Darren Whitehead and Jon Tyson have a theory that a relationship with God is bigger and better than we have been led to believe. There are these rumours of a God of love, justice, freedom, community, hope and abundant life banded around which don’t seem to be true in our daily lives. By tackling one rumour at a time the authors take us on a journey of discovery, learning about who God is and what our lives can really be like.
I really liked this book. It’s written in straightforward language but communicates some pretty heavy truths without watering them down. The message is biblically sound and sets a standard that really increases the reader’s faith for more. The stories and illustrations are good, and add some real clarity to some of the concepts which may seem unfamiliar to Christians living in the modern-day Western culture.
I particularly liked the insights the book brought to culture – I felt challenged by the analyses of Hollywood, consumerism and individualism but the book is littered with real breakdowns of why our attitudes are the way they are, and how we can break free from them.
There’s also a good feature at the back in questions for small group discussion – the stuff they talk about here is really helped by some healthy discussion, so if you’re in a small group and would like some material to start with, there would be worse places to start than this book!
I got this book for free from BookSneeze.com. I’m not required to give a positive review.
I think we all know that pretty much all of Walt Disney’s films are based on popular fairy tales, like Snow White, Cinderella and so on.

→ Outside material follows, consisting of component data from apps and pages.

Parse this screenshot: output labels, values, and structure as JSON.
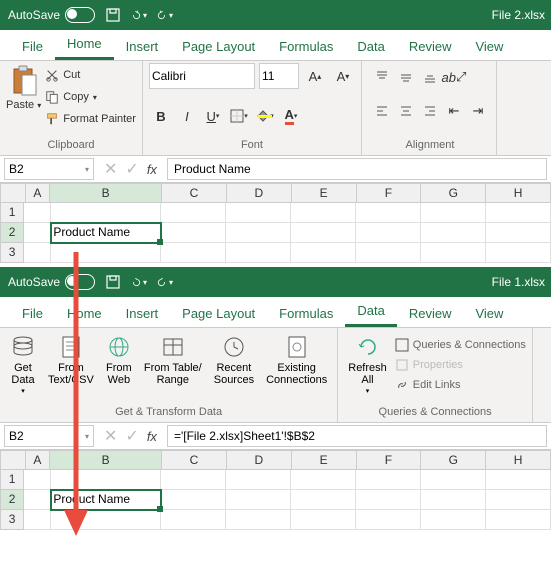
{
  "top": {
    "autosave_label": "AutoSave",
    "autosave_state": "On",
    "filename": "File 2.xlsx",
    "tabs": [
      "File",
      "Home",
      "Insert",
      "Page Layout",
      "Formulas",
      "Data",
      "Review",
      "View"
    ],
    "active_tab": "Home",
    "clipboard": {
      "paste": "Paste",
      "cut": "Cut",
      "copy": "Copy",
      "painter": "Format Painter",
      "group": "Clipboard"
    },
    "font": {
      "name": "Calibri",
      "size": "11",
      "group": "Font"
    },
    "alignment_group": "Alignment",
    "namebox": "B2",
    "formula": "Product Name",
    "cell_b2": "Product Name"
  },
  "bottom": {
    "autosave_label": "AutoSave",
    "autosave_state": "On",
    "filename": "File 1.xlsx",
    "tabs": [
      "File",
      "Home",
      "Insert",
      "Page Layout",
      "Formulas",
      "Data",
      "Review",
      "View"
    ],
    "active_tab": "Data",
    "data": {
      "get": "Get\nData",
      "csv": "From\nText/CSV",
      "web": "From\nWeb",
      "table": "From Table/\nRange",
      "recent": "Recent\nSources",
      "existing": "Existing\nConnections",
      "group1": "Get & Transform Data",
      "refresh": "Refresh\nAll",
      "queries": "Queries & Connections",
      "properties": "Properties",
      "editlinks": "Edit Links",
      "group2": "Queries & Connections"
    },
    "namebox": "B2",
    "formula": "='[File 2.xlsx]Sheet1'!$B$2",
    "cell_b2": "Product Name"
  },
  "columns": [
    "A",
    "B",
    "C",
    "D",
    "E",
    "F",
    "G",
    "H"
  ],
  "rows": [
    "1",
    "2",
    "3"
  ]
}
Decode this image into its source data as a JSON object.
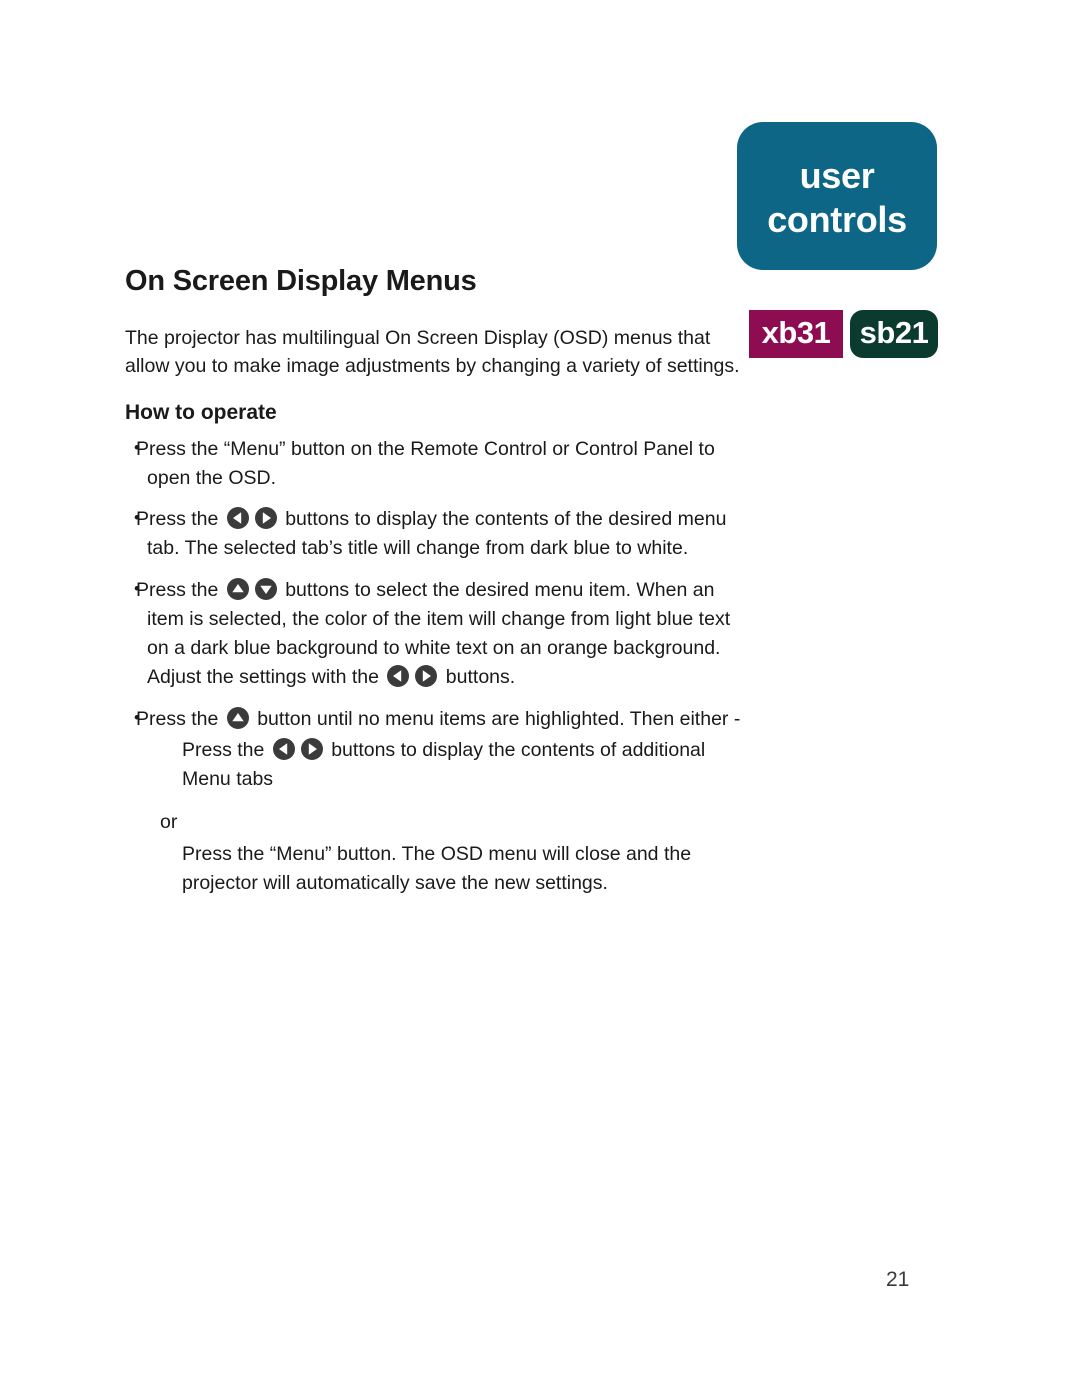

But we might not know that the stories were changed because Disney didn’t like sad endings; he was unhappy in life and wanted the characters in his movies to experience paradise in their little worlds. Take Pinocchio: the original story included Pinocchio stomping Jiminy Cricket to death with his foot, and the story ends with Pinocchio being hung – I don’t remember that in the Disney film!
When you think about it, every Disney film follows the same basic storyline: the main character has a dream, and it comes true…and this has now been replicated throughout Hollywood, and even into our minds. We’ve had a couple of generations brought up on Disney films now, but we have more depression, debt and addiction than ever before in history.
Ideas like Disney’s have affected our attitudes to the point that we think the purpose of existing must be to achieve our little dreams of money, sex and power – and when God doesn’t provide on them we’re disappointed. But God always knows better than we do, and always wants better than we do. I’ve quoted this before but it bears repeating – here’s C.S. Lewis, with perhaps one of my favourite quotes of all time:
If we consider the unblushing promises of reward and the staggering nature of the rewards promised in the Gospels, it would seem that Our Lord finds our desires not too strong, but too weak. We are half-hearted creatures, fooling about with drink and sex and ambition when infinite joy is offered to us, like an ignorant child who wants to go on making mud pies in a slum because he cannot imagine what is meant by the offer of a holiday at the sea. We are far too easily pleased.